he almost certainly funds FARC and other leftist paramilitaries in Colombia
And Saddam Hussein “almost certainly” had WMDS in Iraq, right? What bullshit! If you believe this (I assume you are not being deliberately misleading), it could only be because people keep repeating this lie. This. Ends. Now.
There is zero evidence to support the claim that Chavez “funds FARC and other leftist paramilitaries in Colombia”. The claim was made in 2008 by former Colombian President Uribe–an autocrat in his own right, with his own alleged connections to rightwing paramilitaries in his country–after years of tense relations between Colombia and Venezuela (relations which I tried to summarize in this post from a month ago), but never confirmed/verified.
If Chavez is funding FARC (against whom Colombia has been fighting a decades-long (since 1964) civil war), don’t you find it strange that the current Colombian President, Juan Santos, calls Chavez “my new best friend”?
The claim is “almost certainly” not true. Consider Venezuela’s response to a recent FARC attack in Colombia:
[Colombian President Juan Santos] said in a brief televised appearance that [Venezuelan President Hugo] Chavez told him he had sent two army brigades to the border. “The brigades have clear instructions to try to find these FARC bandits.
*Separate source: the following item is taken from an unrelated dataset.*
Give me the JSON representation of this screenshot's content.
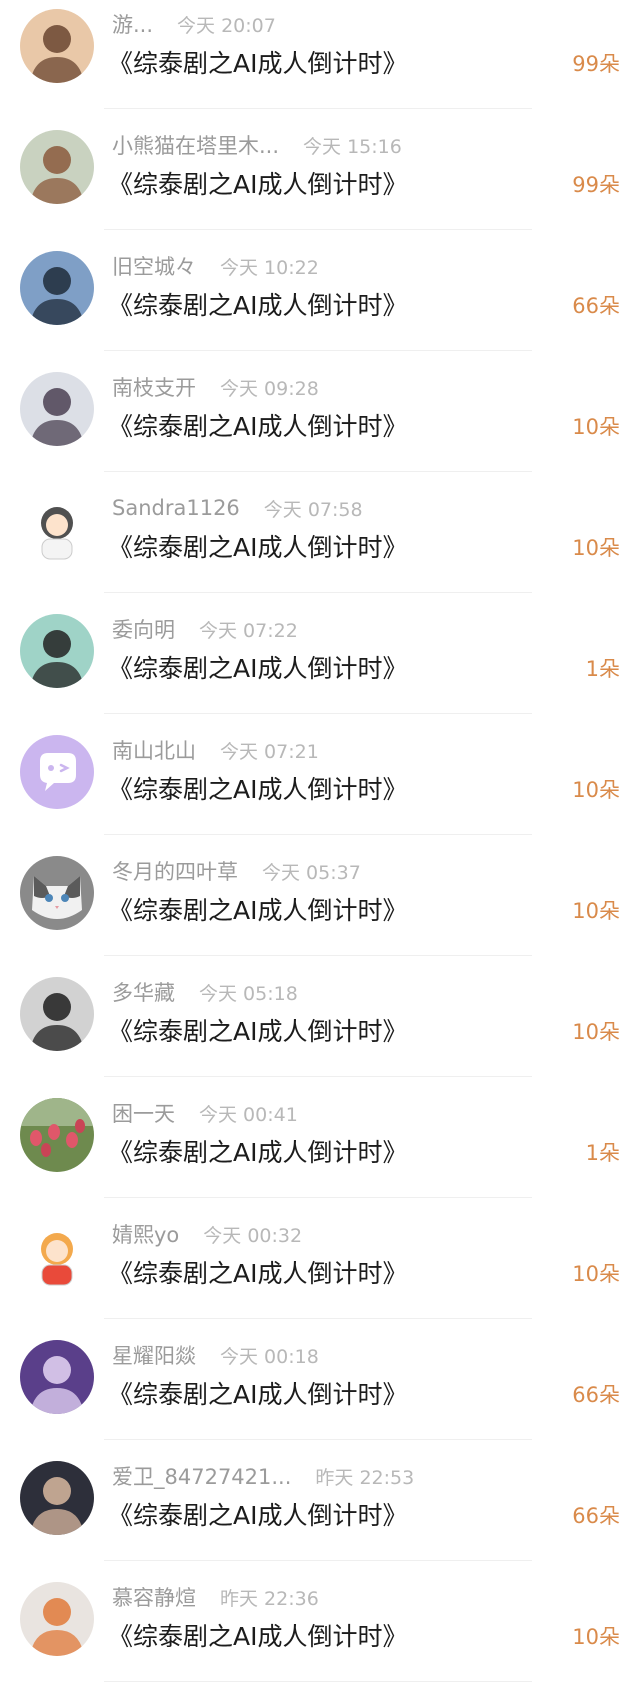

And if they do they are going to capture them, and if they resist they will use their weapons,” Santos said. “Those are the instructions that President Chavez gave, to fire on them.”
I can think of one legitimate reason why the Venezuelan military might want surveillance drones. (This is pure speculation, I have no idea if the drones are being built for this purpose, I have no idea how they will be used.)
Background: next door to Venezuela, in Colombia, the government’s military has been using “U.S.-supplied surveillance drones for counterterrorism and counter-narcotics operations” since at least 2006 (Wikileaks).
In recent years, Colombia’s decades-long civil war (1964 – present) has been spreading beyond the country’s porous 1375-mile border with Venezuela, into the border regions covered by dense jungles and mountains.
In 2007, Colombia President Uribe asked Chavez to help negotiate the release of several high-profile hostages held by the FARC, but then abruptly ended Chavez’s role after a series of apparent diplomatic breaches. Tensions between the two countries got worse, and Venezuela became reluctant to help Colombia against the rebels.
The 2008 Andean diplomatic crisis began when the Colombian military launched an unauthorized operation into Ecuadorian territory (its other neighbor). Venezuela warned against similar operations inside its borders.
In 2010, Colombia’s new president made nice with Chavez, restored diplomatic ties with Venezuela. The relations between the countries are now very close, as evinced in Venezuela’s response to latest FARC attack in Colombia.
[President Juan Santos (who calls Chavez “my new best friend”)] said in a brief televised appearance that Chavez told him he had sent two army brigades to the border. “The brigades have clear instructions to try to find these FARC bandits. And if they do they are going to capture them, and if they resist they will use their weapons,” Santos said. “Those are the instructions that President Chavez gave, to fire on them.”
So Venezuela is now more inclined than ever before to help Colombia rout out the rebels along its border. I imagine that Venezuela saw Colombia using its U.S.-supplied drones, and thought “let’s build our own!”
See Wikipedia on “Colombia-Venezuela Relations”. Also, here’s a good discussion about their border:
WILPERT: Well, no, we don’t know very much, but one can be almost certain that there is some FARC in Venezuela, because we’re talking about a 1,200 mile border between the two countries that is practically uncontrollable. Venezuela has something like three times as many soldiers along the border as Colombia does. So it’s actually controlling—just from a military point of view, it’s controlling the border a hell of a lot better than Colombia is. But, still, it’s impossible to control the entire border. And so it’s pretty certain that there’s infiltration not just of Colombian guerrillas, but also of paramilitary forces, and of course of drug traffickers of various kinds. And there have been fights between the Venezuelan military and those various armed groups. So, yeah, they cross the border, but that doesn’t mean that Venezuela is actively supporting them, which is the actual main argument of Colombia. There’s absolutely no proof that Venezuela is supporting them. As a matter of fact, Chávez now—in this recent agreement, said that Venezuela will not tolerate any Colombian camps, guerrilla camps in Venezuela and would do all it can to actually promise—he will do all he can to get rid of them if they are found by the Venezuelan military.
“The brigades have clear instructions to try to find these FARC bandits. And if they do they are going to capture them, and if they resist they will use their weapons,” Santos said. “Those are the instructions that President Chavez gave, to fire on them.”
I’m impressed with how easily Presidents Chavez and Santos got on the same page, responding so quickly to these attacks by working together, coordinating their efforts. Venezuelan and Colombia have put so much effort into forging a strong relationship, it’d be a shame if these hostilites with the FARC were once again to put a strain on it.